Crunchy Betty’s No ‘Poo No Shampoo hair cleaner:
1 TBSP baking soda in 1 cup water.
Um… And that’s it. Really. Like, that’s all. So – total cost is about two cents for a cup of this stuff. I mixed it up in an old jam jar for lack of something better to do with it and tried it out… Honestly – a miracle occurred! First off, it feels weird. Baking soda in water feels mostly like water but slipperier – which is not our usual foamy shampoo experience. And for me I couldn’t really believe it was doing anything, so I poured some on, massaged my scalp, rinsed, and did it again straight away because it felt a little bit like nothing happened.
When I got out of the shower though I noticed right away that all the residue and texture from the castile soap version was gone – like gone gone – as well as the original shampoo residue that the castile soap recipe took away. This left my hair light in a way I have never experienced before – like light as in weightless. It had volume from the roots because there was nothing weighing it down and I’ve never seen it shine without anything else in it the way it started shining then.
It’s been about three weeks now that I’ve been using the baking soda in water and I’ve decided I like it best in a spray bottle. I can really generously spray my scalp with it, do a little scalp massage, and rinse. I’ve also started experimenting with adding a couple of drops of essential oils just to add a lovely fragrance (it really only takes a couple of drops). Now my hair is:
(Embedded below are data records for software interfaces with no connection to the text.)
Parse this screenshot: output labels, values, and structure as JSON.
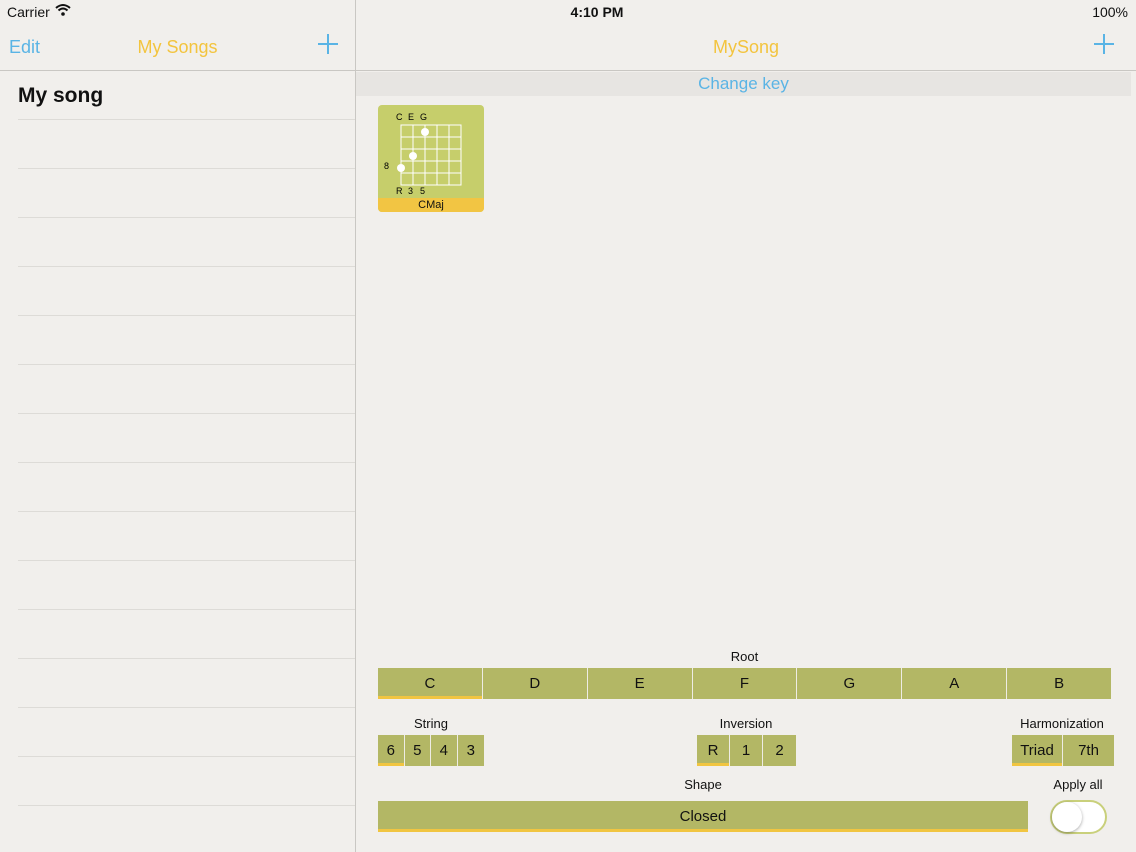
{
  "status": {
    "carrier": "Carrier",
    "time": "4:10 PM",
    "battery": "100%"
  },
  "master": {
    "edit_label": "Edit",
    "title": "My Songs",
    "songs": [
      "My song"
    ]
  },
  "detail": {
    "title": "MySong",
    "change_key": "Change key",
    "chord": {
      "name": "CMaj",
      "notes": [
        "C",
        "E",
        "G"
      ],
      "fret": "8",
      "degrees": [
        "R",
        "3",
        "5"
      ]
    },
    "root": {
      "label": "Root",
      "options": [
        "C",
        "D",
        "E",
        "F",
        "G",
        "A",
        "B"
      ],
      "selected": "C"
    },
    "string": {
      "label": "String",
      "options": [
        "6",
        "5",
        "4",
        "3"
      ],
      "selected": "6"
    },
    "inversion": {
      "label": "Inversion",
      "options": [
        "R",
        "1",
        "2"
      ],
      "selected": "R"
    },
    "harmonization": {
      "label": "Harmonization",
      "options": [
        "Triad",
        "7th"
      ],
      "selected": "Triad"
    },
    "shape": {
      "label": "Shape",
      "value": "Closed"
    },
    "apply_all": {
      "label": "Apply all",
      "on": false
    }
  },
  "colors": {
    "accent_blue": "#5ab4e5",
    "title_yellow": "#f3c43e",
    "segment_olive": "#b3b765",
    "chord_card": "#c6ce6b",
    "selected_underline": "#f1c541"
  }
}
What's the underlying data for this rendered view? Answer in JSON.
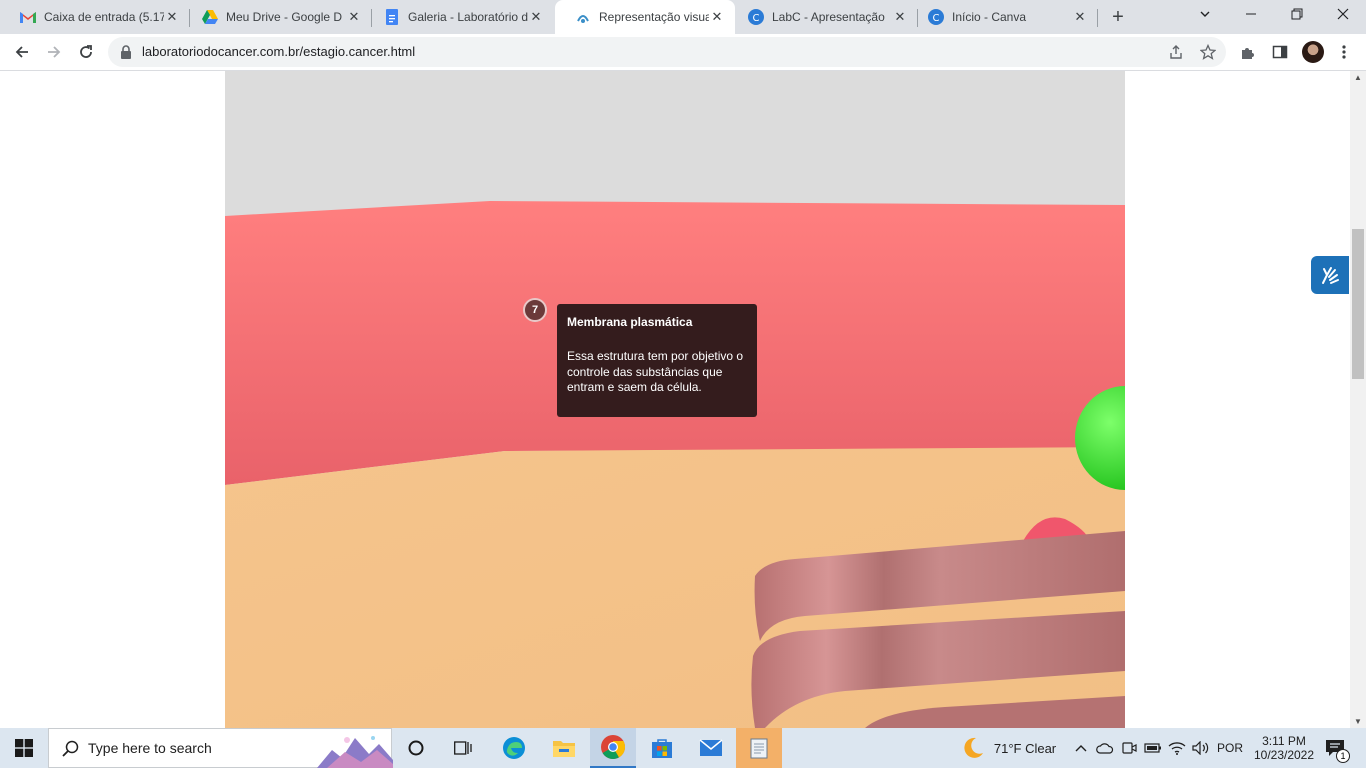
{
  "browser": {
    "tabs": [
      {
        "title": "Caixa de entrada (5.17",
        "icon": "gmail-icon",
        "active": false
      },
      {
        "title": "Meu Drive - Google D",
        "icon": "google-drive-icon",
        "active": false
      },
      {
        "title": "Galeria - Laboratório d",
        "icon": "google-docs-icon",
        "active": false
      },
      {
        "title": "Representação visual d",
        "icon": "site-favicon",
        "active": true
      },
      {
        "title": "LabC - Apresentação",
        "icon": "canva-icon",
        "active": false
      },
      {
        "title": "Início - Canva",
        "icon": "canva-icon",
        "active": false
      }
    ],
    "url": "laboratoriodocancer.com.br/estagio.cancer.html"
  },
  "page": {
    "hotspot_number": "7",
    "tooltip": {
      "title": "Membrana plasmática",
      "body": "Essa estrutura tem por objetivo o controle das substâncias que entram e saem da célula."
    },
    "scene_colors": {
      "wall": "#ff7a7a",
      "floor": "#f5c48c",
      "sky": "#dcdcdc",
      "green_sphere": "#3ee03a",
      "ribbon": "#b87474"
    }
  },
  "taskbar": {
    "search_placeholder": "Type here to search",
    "weather": "71°F  Clear",
    "language": "POR",
    "time": "3:11 PM",
    "date": "10/23/2022",
    "notification_count": "1"
  }
}
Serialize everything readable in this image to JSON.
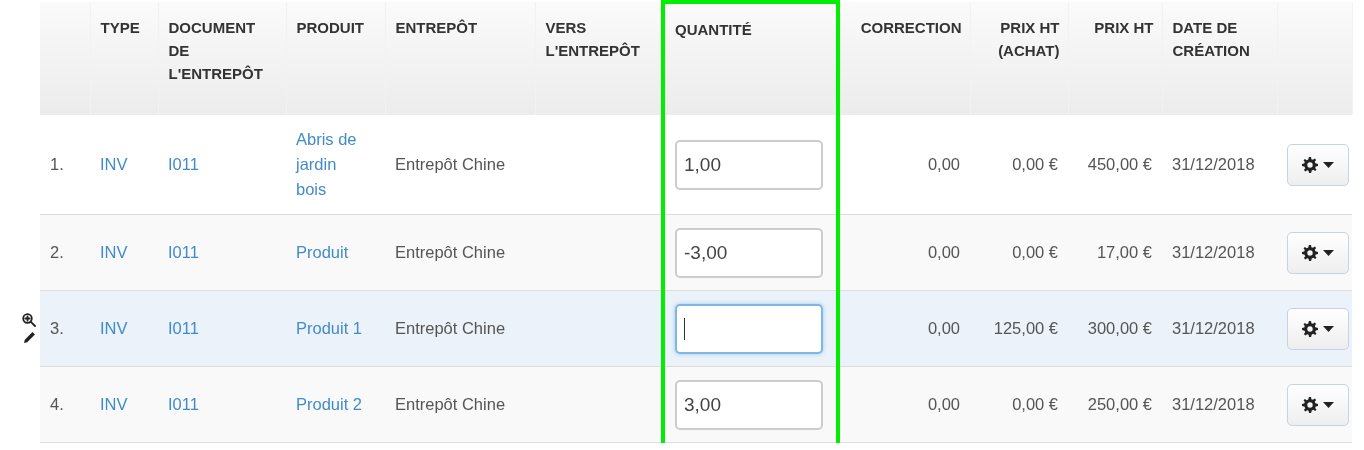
{
  "columns": [
    {
      "highlighted": false
    },
    {
      "label": "TYPE",
      "highlighted": false
    },
    {
      "label": "DOCUMENT DE L'ENTREPÔT",
      "highlighted": false
    },
    {
      "label": "PRODUIT",
      "highlighted": false
    },
    {
      "label": "ENTREPÔT",
      "highlighted": false
    },
    {
      "label": "VERS L'ENTREPÔT",
      "highlighted": false
    },
    {
      "label": "QUANTITÉ",
      "highlighted": true
    },
    {
      "label": "CORRECTION",
      "highlighted": false
    },
    {
      "label": "PRIX HT (ACHAT)",
      "highlighted": false
    },
    {
      "label": "PRIX HT",
      "highlighted": false
    },
    {
      "label": "DATE DE CRÉATION",
      "highlighted": false
    },
    {
      "highlighted": false
    }
  ],
  "rows": [
    {
      "number": "1.",
      "type": "INV",
      "document": "I011",
      "product": "Abris de jardin bois",
      "warehouse": "Entrepôt Chine",
      "quantity": "1,00",
      "focused": false,
      "selected": false,
      "correction": "0,00",
      "purchase_price": "0,00 €",
      "price": "450,00 €",
      "created": "31/12/2018"
    },
    {
      "number": "2.",
      "type": "INV",
      "document": "I011",
      "product": "Produit",
      "warehouse": "Entrepôt Chine",
      "quantity": "-3,00",
      "focused": false,
      "selected": false,
      "correction": "0,00",
      "purchase_price": "0,00 €",
      "price": "17,00 €",
      "created": "31/12/2018"
    },
    {
      "number": "3.",
      "type": "INV",
      "document": "I011",
      "product": "Produit 1",
      "warehouse": "Entrepôt Chine",
      "quantity": "",
      "focused": true,
      "selected": true,
      "correction": "0,00",
      "purchase_price": "125,00 €",
      "price": "300,00 €",
      "created": "31/12/2018"
    },
    {
      "number": "4.",
      "type": "INV",
      "document": "I011",
      "product": "Produit 2",
      "warehouse": "Entrepôt Chine",
      "quantity": "3,00",
      "focused": false,
      "selected": false,
      "correction": "0,00",
      "purchase_price": "0,00 €",
      "price": "250,00 €",
      "created": "31/12/2018"
    }
  ]
}
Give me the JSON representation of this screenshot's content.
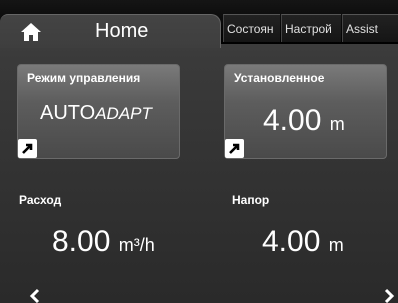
{
  "tabs": {
    "home": {
      "label": "Home",
      "icon": "home-icon"
    },
    "status": {
      "label": "Состоян"
    },
    "settings": {
      "label": "Настрой"
    },
    "assist": {
      "label": "Assist"
    }
  },
  "tiles": {
    "control_mode": {
      "title": "Режим управления",
      "value_main": "AUTO",
      "value_italic": "ADAPT",
      "icon": "arrow-link-icon"
    },
    "setpoint": {
      "title": "Установленное",
      "value": "4.00",
      "unit": "m",
      "icon": "arrow-link-icon"
    }
  },
  "readings": {
    "flow": {
      "label": "Расход",
      "value": "8.00",
      "unit": "m³/h"
    },
    "head": {
      "label": "Напор",
      "value": "4.00",
      "unit": "m"
    }
  },
  "nav": {
    "prev_icon": "chevron-left-icon",
    "next_icon": "chevron-right-icon"
  },
  "colors": {
    "background": "#3a3a3a",
    "tab_bar": "#000000",
    "text": "#ffffff"
  }
}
- More volume? Maybe it’s just more bouncy because it’s as fine as ever but there is more lift at the roots – like there’s less weighing it down.
- Far less fly-away. I don’t feel like I’m constantly wrangling strays
- A slightly different color – this one is super interesting, but my hair has changed color slightly. I don’t know if anyone else would notice it, but I do. It’s a slightly lighter color and has more variability to it – like it’s not as much just brown, but now there are all different shades of brown that are more noticeable. Weird.
I’ve also started experimenting with the vinegar rinses as advocated by Crunchy Betty, but honestly my hair with the no shampoo doesn’t even really feel like it needs any kind of conditioner.
All in all I am thrilled with the results. The commitment in the middle – going through the horrible weird hair phase was hard and certainly made me question myself a number of times, but I am SO glad I stuck with it to get the no shampoo results! There is no going back for me!
* Quick update as of August 2015 – I’m still loving no-poo but finding that my hair has less wave to it, it’s progressively getting straighter (which I don’t like) – still full and shiny and bouncy, just straighter. I’ve been doing some reading on it and it sounds like the baking soda is actually too harsh for wavy/curly hair so I’ll try switching to a honey shampoo… I’ve found two recipes that look promising, one is from EmpoweredSustenance.com that is:
- 1 tbsp raw honey
- 3 tbsp filtered water
- Couple of drops of essential oil if desired.
The other is from CodeRedHat.com and is a honey/aloe mixture:
- 1/4 cup aloe gel
- 2 tbsp raw honey
I haven’t tried either of these yet but plan on experimenting over the next few weeks so I’ll keep everyone posted… Also there’s a great facebook group all about no-poo with some people who have been off shampoo for years and years – it’s a great place to get advice and information so here’s that link!